I am almost positive that one of the voices is my own.
A while ago, I saw someone who is broken. Someone I love.
I used to think that you could fix anything. That emotional cuts could heal, that a painful past could be left to reside in its yesterdays. I have learned with time that it’s not so easy to compartmentalize the good and the bad in your life. That old memories have a way of inviting themselves into your life when you least need them. That things you think you are over, that you have tidily found a place for in the farthest corner of your mind, can tip-toe back to the front. Demanding that you acknowledge them and stop throwing them into the back of the attic to be hidden once more.
I used to be good at hiding things away. At applying salve to my emotional wounds and covering my cuts with enough Hello Kitty band-aids that I thought they would only leave some small scars as proof.
Look, if you had, one shot
Or one opportunity, to seize everything you ever wanted
In one moment
Would you capture it, or just let it slip?
I was bold but shy. Inquisitive but reserved. I was going to own that joint even though some days I was too scared to even step into the room.
I was a badass. 5 going on 6.
The thought of going intoxicated me. I wasn’t sure whether I wanted to jump up and down in excitement or crawl in a corner and hide. It was my first shot at independence. My first break at being an individual.
What if they found out I couldn’t tie my laces? The only way I could even remotely pretend to was with those damn rabbit ears and everybody knew that was just a pre-schooler’s way of faking it.
Our Au Pair, Heather, was at an ice cream shop with her friends when she came across this sign.
I love this. I love whoever put it up and I wish I could see all of the other tags that were on it. I don’t know what other things might have been there. Perhaps wisdom? Love? Friendship? Inspiration? Hugs? Chocolate? All good things, I’m sure.
But… you know that song ”You Can’t Always Get What You Want” by The Rolling Stones? Let me sing it for you, because I have an annoying habit of doing that too much.
You can’t always get what you want,
You can’t always get what you want,
But if if you try sometimes,
You just might find
You get what you need.
Sorry, this post is a little later than promised and I know many of you are biting your nails and waiting with baited breath for me to hit publish. Oh, you’re not?
So I started my adventures in “Les Mis” over the holidays, writing in this post about how I had seen it twice in one day. I consider that to be pretty extreme, hard core movie lovin’. Sure, I didn’t sleep in a sleeping bag to get to see the first show – I’m not that pathetic. Especially not on Christmas. I mean, even for people who are crazy about something like “Twilight,” – well I think even those guys would look at me weird, which is pathetic because hello. They are in love with vampires.
It’s about perspective people.
So yes, I saw it that second time. And I walked back into the house twirling and singing and dancing.
Every time I write about my past, about my family, regardless of what I edit out or what I include, I seem to hurt somebody. Which is not hard to understand – families are complex and have many layers.

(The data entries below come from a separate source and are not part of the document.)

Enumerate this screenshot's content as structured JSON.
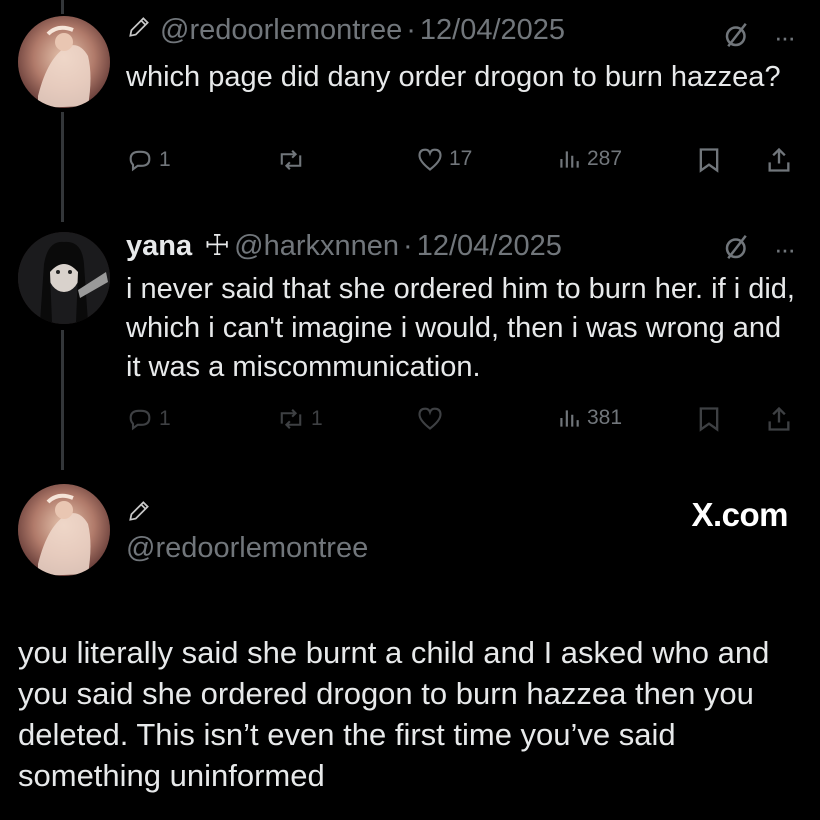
{
  "tweet1": {
    "handle": "@redoorlemontree",
    "date": "12/04/2025",
    "text": "which page did dany order drogon to burn hazzea?",
    "replies": "1",
    "likes": "17",
    "views": "287"
  },
  "tweet2": {
    "name": "yana",
    "name_symbol": "☩",
    "handle": "@harkxnnen",
    "date": "12/04/2025",
    "text": "i never said that she ordered him to burn her. if i did, which i can't imagine i would, then i was wrong and it was a miscommunication.",
    "replies": "1",
    "reposts": "1",
    "views": "381"
  },
  "reply": {
    "handle": "@redoorlemontree",
    "brand": "X.com",
    "text": "you literally said she burnt a child and I asked who and you said she ordered drogon to burn hazzea then you deleted.  This isn’t even the first time you’ve said something uninformed"
  },
  "icons": [
    "pencil-icon",
    "grok-slash-icon",
    "more-icon",
    "reply-icon",
    "repost-icon",
    "like-icon",
    "views-icon",
    "bookmark-icon",
    "share-icon"
  ]
}
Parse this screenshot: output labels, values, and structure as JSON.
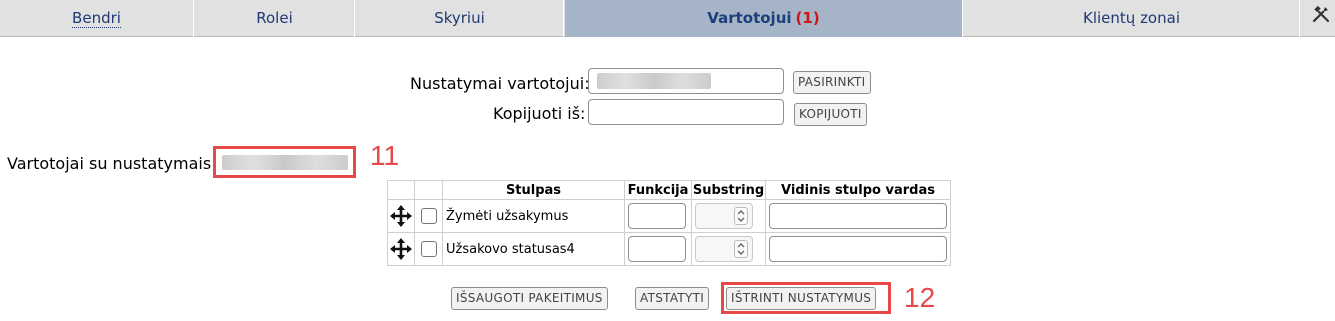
{
  "tabs": [
    {
      "label": "Bendri",
      "active": false
    },
    {
      "label": "Rolei",
      "active": false
    },
    {
      "label": "Skyriui",
      "active": false
    },
    {
      "label": "Vartotojui",
      "count": "(1)",
      "active": true
    },
    {
      "label": "Klientų zonai",
      "active": false
    }
  ],
  "form": {
    "settings_for_user_label": "Nustatymai vartotojui:",
    "choose_button": "PASIRINKTI",
    "copy_from_label": "Kopijuoti iš:",
    "copy_button": "KOPIJUOTI",
    "users_with_settings_label": "Vartotojai su nustatymais:"
  },
  "table": {
    "headers": [
      "Stulpas",
      "Funkcija",
      "Substring",
      "Vidinis stulpo vardas"
    ],
    "rows": [
      {
        "name": "Žymėti užsakymus"
      },
      {
        "name": "Užsakovo statusas4"
      }
    ]
  },
  "actions": {
    "save_button": "IŠSAUGOTI PAKEITIMUS",
    "restore_button": "ATSTATYTI",
    "delete_button": "IŠTRINTI NUSTATYMUS"
  },
  "annotations": {
    "callout_1": "11",
    "callout_2": "12",
    "color": "#e84848"
  },
  "icons": {
    "tools": "tools-icon",
    "move": "move-arrows-icon"
  }
}
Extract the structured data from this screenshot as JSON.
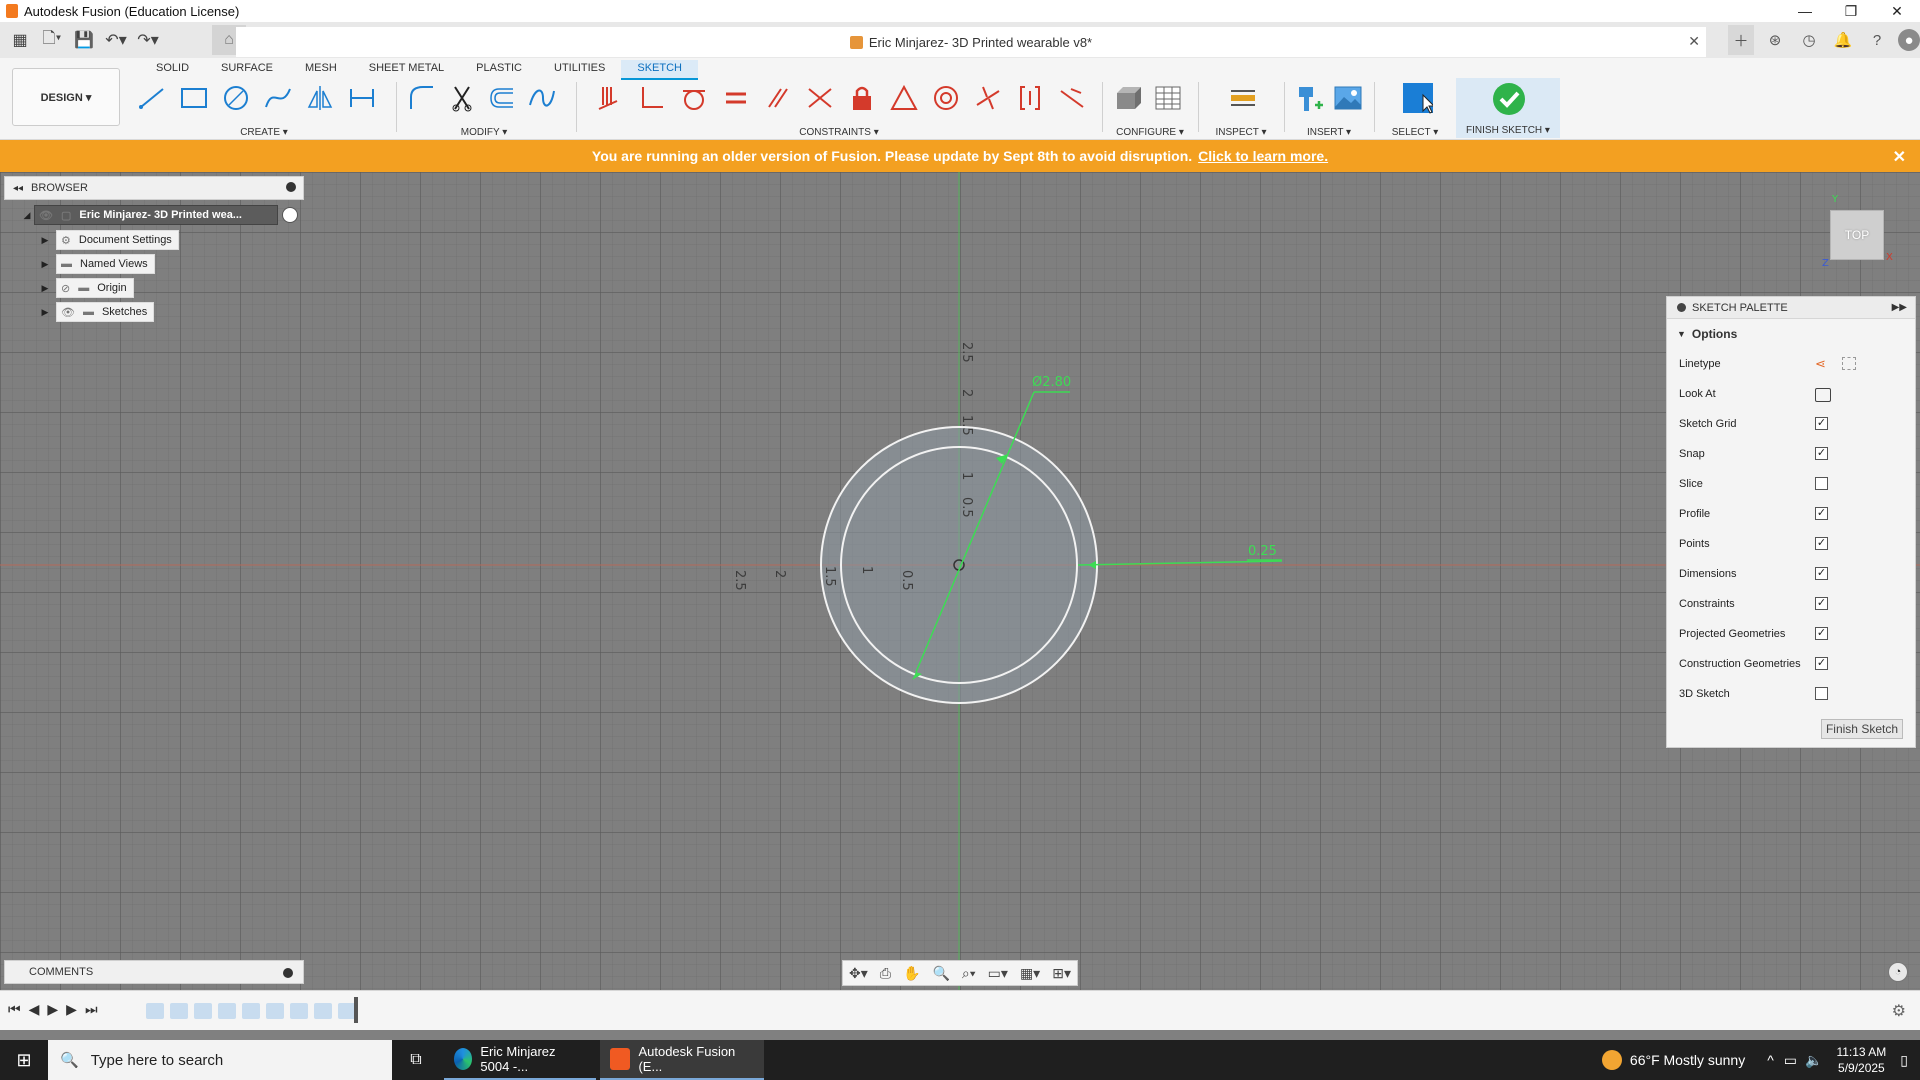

But when you want to tell your own story, because you are part of a family – just one small part of a larger whole, it’s really hard, really fucking hard to know what part of the story belongs to you and what part of the story is someone else’s. Someone else’s story to tell.
But very few stories just have one character in it. Other than Tom Hanks Castaway, on which he was stuck on a deserted island. Even then, he had a basketball he could talk to. We don’t live on remote islands, we are all very much influencers of each other’s experiences and also influenced by the actions of others.